■ Activity
When a line of the entries below contains "notice", it counts once; state how many such lines there are and nothing else.
'''
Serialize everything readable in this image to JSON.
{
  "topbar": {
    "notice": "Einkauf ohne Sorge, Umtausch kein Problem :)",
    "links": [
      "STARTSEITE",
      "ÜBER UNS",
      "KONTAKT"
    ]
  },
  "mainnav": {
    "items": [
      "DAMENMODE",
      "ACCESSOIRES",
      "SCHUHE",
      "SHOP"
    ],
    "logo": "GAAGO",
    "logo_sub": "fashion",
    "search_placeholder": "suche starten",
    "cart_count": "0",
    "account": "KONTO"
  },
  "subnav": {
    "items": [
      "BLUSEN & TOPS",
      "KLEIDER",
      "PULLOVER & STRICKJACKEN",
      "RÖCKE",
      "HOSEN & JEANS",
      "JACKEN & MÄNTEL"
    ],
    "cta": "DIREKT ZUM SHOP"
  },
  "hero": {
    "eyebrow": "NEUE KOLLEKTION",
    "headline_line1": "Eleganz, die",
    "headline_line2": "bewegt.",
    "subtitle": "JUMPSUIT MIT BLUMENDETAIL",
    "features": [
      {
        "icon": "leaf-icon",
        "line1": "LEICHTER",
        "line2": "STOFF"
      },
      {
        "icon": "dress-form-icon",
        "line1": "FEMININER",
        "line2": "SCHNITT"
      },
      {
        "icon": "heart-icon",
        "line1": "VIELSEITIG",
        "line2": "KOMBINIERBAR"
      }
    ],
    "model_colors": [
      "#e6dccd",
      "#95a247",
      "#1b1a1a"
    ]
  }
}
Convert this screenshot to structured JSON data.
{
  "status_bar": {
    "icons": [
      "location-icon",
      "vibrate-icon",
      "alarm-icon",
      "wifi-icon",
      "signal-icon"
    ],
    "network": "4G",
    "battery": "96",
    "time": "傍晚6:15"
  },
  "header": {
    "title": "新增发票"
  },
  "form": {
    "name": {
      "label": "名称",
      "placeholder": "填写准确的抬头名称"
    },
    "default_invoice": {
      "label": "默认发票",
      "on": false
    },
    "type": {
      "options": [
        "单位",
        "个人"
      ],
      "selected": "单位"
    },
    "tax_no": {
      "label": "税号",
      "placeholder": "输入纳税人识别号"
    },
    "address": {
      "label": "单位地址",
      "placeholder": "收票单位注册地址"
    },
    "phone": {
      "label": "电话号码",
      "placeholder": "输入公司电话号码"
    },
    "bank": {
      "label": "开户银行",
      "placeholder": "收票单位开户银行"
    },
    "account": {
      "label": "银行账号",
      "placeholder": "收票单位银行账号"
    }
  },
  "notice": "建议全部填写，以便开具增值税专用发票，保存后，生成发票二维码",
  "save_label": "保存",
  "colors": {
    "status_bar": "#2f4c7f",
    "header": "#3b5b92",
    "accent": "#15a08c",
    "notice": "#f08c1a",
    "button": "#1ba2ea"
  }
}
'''
■ Response to this task
3